Praise loses its impact if you wait too long to give it, so make sure you recognize the employee while her accomplishment is still fresh. Don’t wait until the end of the quarter, or even the end of the week, to verbally recognize an employee who has done something well. Praise her right away for maximum impact.
Choose Public or Private Praise
In some cases, public praise is the best option because you are recognizing the employee in front of his peers. Most employees enjoy being singled out for their accomplishments in front of others, as long as you don't go way over the top and potentially embarrass the employee and alienate his colleagues. If the employee has done something truly exemplary, recognize him it at a large gathering. If your praise is of the everyday variety, approach him when he is gathered with colleagues and make your statement loud enough so everyone in the proximity can hear it. Just keep in mind that there are also instances when public praise isn’t the best choice. If you are dealing with an employee who doesn't enjoy the spotlight, giving praise publicly could make him uncomfortable. When dealing with employees of this type, keep it simple and private to ensure that your attempt at verbal recognition doesn’t backfire and leave the employee feeling ill at ease.

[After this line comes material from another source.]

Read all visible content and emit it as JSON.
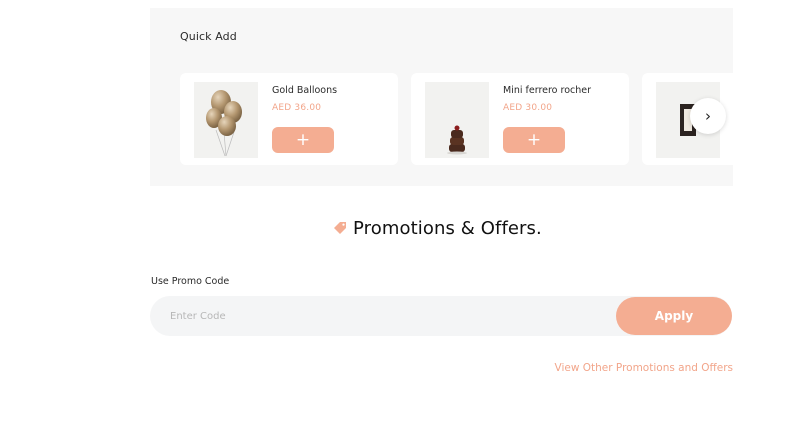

When you praise an employee, you not only make her feel good about herself, you also increase the likelihood that she repeats positive behaviors. If your employee has done something that you would like her to repeat, be specific about what she did well. A simple, “Nice work today,” might bring a temporary smile to her face. But it doesn’t teach her anything about your expectations. Instead, say, “I really appreciate how much time you spent with that client today. You did a really good job of resolving his delivery problems and kept him on board for future business. Your attention to his needs was clear.”
Keep it Completely Positive

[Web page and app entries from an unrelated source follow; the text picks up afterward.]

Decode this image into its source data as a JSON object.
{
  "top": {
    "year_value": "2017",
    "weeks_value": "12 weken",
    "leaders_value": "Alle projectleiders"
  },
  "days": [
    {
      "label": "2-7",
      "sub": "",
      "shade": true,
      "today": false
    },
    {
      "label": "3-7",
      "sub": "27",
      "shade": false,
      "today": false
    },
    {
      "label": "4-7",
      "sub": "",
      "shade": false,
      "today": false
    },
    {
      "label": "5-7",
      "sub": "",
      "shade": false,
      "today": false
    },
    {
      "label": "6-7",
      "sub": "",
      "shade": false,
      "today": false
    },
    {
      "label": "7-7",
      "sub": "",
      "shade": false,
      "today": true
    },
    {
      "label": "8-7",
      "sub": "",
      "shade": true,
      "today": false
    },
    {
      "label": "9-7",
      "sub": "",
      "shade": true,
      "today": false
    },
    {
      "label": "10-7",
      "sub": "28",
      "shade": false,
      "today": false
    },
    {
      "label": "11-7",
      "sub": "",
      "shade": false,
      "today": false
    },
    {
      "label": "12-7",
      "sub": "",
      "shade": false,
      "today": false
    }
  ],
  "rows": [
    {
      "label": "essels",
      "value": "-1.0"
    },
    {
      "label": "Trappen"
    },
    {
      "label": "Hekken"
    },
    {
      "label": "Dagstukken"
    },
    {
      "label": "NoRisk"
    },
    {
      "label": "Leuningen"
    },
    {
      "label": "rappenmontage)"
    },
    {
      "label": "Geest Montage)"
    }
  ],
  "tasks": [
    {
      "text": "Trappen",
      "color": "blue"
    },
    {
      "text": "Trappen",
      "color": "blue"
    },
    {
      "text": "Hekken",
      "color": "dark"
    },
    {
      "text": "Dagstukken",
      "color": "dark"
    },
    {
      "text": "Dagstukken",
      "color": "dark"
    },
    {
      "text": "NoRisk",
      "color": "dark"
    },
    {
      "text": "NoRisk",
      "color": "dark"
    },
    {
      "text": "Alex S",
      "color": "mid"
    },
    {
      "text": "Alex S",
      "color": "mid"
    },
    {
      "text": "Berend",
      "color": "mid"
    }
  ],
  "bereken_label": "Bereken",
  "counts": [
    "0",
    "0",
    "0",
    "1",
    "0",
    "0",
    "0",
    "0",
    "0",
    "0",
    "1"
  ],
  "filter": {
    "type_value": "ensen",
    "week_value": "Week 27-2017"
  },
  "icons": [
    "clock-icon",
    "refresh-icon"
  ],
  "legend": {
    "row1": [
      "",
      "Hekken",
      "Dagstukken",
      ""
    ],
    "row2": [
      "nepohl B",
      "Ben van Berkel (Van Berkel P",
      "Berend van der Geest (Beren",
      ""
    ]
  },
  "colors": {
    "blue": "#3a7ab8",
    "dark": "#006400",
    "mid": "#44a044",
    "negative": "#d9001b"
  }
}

When verbally recognizing an employee, don’t praise her and then tell her about her weaknesses in the same breath. If you do, she will likely forget the compliment and focus squarely on the criticism. Mention only the positives when verbally recognizing the employee. Save any critiques you might have for another time.
Erin Schreiner is a freelance writer and teacher who holds a bachelor's degree from Bowling Green State University. She has been actively freelancing since 2008. Schreiner previously worked for a London-based freelance firm. Her work appears on eHow, Trails.com and RedEnvelope. She currently teaches writing to middle school students in Ohio and works on her writing craft regularly.